**Task prompt**
Look for the string "only" in the listing below, then copy every line that has it.

**** Records for this task

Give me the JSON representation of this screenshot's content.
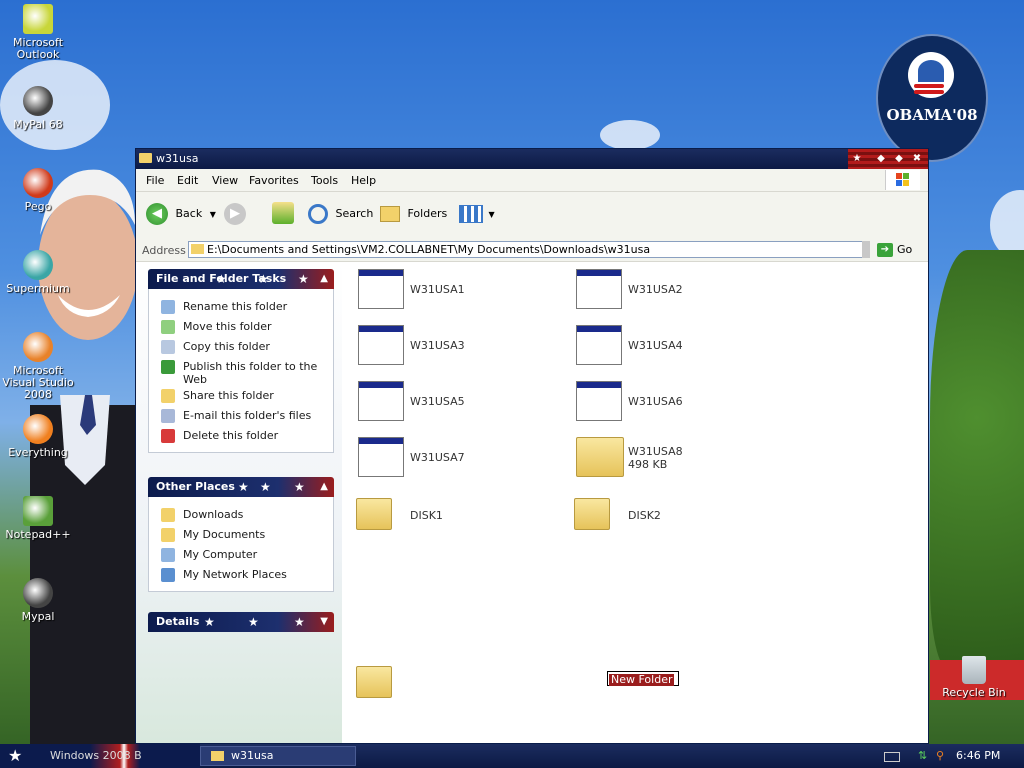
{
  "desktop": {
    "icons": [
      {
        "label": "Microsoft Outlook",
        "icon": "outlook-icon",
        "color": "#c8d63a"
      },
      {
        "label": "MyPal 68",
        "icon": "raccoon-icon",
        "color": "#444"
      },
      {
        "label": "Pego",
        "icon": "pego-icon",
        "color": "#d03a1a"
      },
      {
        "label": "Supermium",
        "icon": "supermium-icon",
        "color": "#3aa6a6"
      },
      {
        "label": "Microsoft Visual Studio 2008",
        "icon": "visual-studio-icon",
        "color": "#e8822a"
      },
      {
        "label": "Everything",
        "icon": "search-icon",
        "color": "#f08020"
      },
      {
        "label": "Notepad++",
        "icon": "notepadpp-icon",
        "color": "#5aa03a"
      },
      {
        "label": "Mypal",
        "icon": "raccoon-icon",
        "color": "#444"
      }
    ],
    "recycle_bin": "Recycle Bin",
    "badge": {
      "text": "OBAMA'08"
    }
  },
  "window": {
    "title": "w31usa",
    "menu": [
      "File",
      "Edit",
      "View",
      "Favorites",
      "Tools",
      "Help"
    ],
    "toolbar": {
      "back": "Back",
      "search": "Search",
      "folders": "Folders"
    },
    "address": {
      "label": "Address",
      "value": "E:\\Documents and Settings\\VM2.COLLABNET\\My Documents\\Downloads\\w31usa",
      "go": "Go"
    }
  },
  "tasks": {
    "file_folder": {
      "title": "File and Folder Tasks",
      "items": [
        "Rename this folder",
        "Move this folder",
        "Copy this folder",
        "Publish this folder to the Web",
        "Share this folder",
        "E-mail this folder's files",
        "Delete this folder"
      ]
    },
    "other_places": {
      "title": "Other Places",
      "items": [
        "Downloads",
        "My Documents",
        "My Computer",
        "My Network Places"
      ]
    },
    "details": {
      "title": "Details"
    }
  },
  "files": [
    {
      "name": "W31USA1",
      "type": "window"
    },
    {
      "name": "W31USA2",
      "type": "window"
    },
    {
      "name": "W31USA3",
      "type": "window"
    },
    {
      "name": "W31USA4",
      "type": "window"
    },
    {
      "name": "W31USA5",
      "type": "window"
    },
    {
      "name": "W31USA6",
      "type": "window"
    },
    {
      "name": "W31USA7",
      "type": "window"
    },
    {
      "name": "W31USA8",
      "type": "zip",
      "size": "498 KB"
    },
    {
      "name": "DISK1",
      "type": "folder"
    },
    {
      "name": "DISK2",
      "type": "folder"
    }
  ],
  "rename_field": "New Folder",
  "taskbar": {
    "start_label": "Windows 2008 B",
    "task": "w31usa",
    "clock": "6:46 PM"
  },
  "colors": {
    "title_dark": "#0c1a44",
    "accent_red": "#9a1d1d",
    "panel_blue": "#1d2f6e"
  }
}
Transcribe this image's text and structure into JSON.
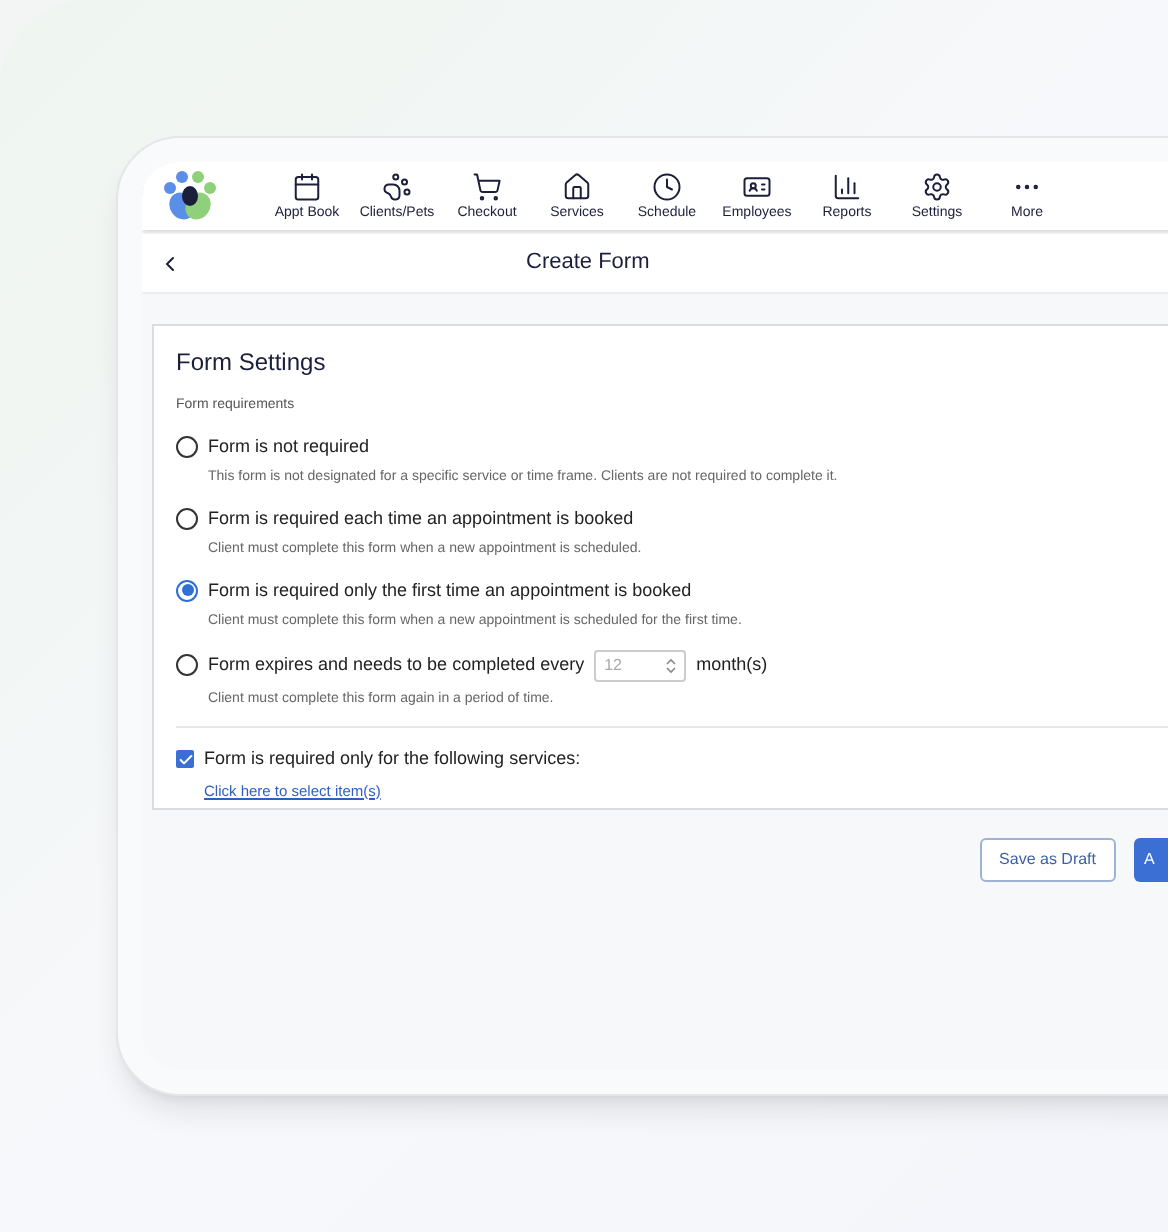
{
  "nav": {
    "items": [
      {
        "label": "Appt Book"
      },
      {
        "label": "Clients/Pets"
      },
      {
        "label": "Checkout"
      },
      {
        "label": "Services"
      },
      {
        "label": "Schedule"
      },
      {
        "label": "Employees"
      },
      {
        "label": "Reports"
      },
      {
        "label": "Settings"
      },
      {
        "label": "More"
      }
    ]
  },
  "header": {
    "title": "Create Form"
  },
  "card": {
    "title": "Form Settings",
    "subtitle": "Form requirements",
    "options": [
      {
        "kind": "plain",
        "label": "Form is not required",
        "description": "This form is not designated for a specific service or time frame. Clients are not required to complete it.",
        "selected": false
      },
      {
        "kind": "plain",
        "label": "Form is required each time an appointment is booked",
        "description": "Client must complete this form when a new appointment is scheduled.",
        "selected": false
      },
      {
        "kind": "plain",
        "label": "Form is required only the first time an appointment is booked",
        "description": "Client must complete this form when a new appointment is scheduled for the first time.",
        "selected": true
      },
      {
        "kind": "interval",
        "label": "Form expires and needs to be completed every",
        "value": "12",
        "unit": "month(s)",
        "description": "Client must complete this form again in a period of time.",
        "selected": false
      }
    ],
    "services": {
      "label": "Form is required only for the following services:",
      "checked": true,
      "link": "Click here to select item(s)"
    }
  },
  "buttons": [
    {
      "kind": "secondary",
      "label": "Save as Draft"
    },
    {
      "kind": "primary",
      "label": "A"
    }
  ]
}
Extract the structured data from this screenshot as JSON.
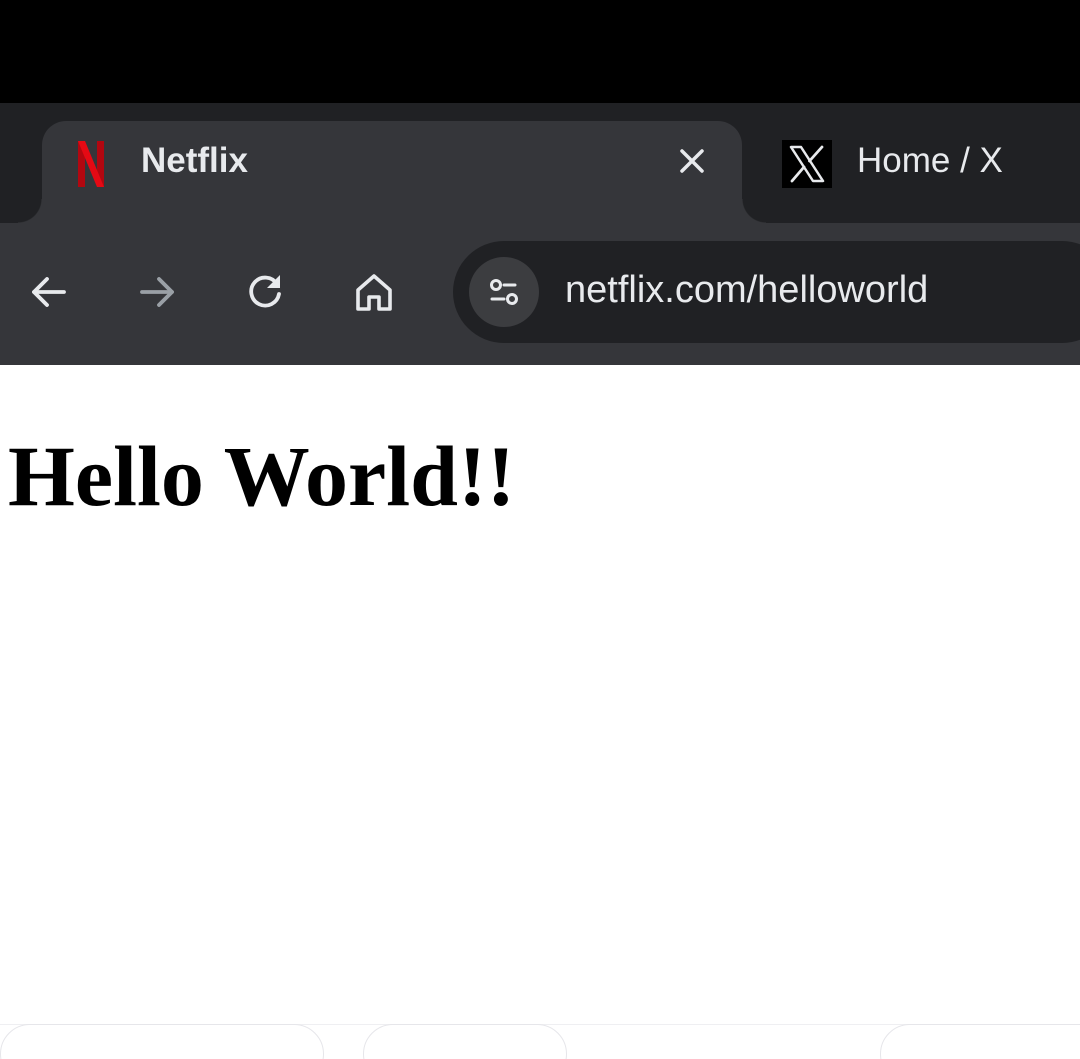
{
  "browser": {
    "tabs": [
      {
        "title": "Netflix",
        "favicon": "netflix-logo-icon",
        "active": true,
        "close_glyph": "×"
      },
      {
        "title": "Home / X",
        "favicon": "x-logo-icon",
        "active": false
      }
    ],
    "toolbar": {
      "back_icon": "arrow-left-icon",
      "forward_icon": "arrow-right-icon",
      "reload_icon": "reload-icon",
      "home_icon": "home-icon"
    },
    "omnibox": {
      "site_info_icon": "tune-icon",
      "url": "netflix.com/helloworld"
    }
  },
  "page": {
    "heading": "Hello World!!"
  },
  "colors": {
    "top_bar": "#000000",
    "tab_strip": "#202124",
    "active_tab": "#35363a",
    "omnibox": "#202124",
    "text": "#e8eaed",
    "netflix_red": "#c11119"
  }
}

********

**The answer**
        "label": "Form is required only the first time an appointment is booked",
      "label": "Form is required only for the following services:",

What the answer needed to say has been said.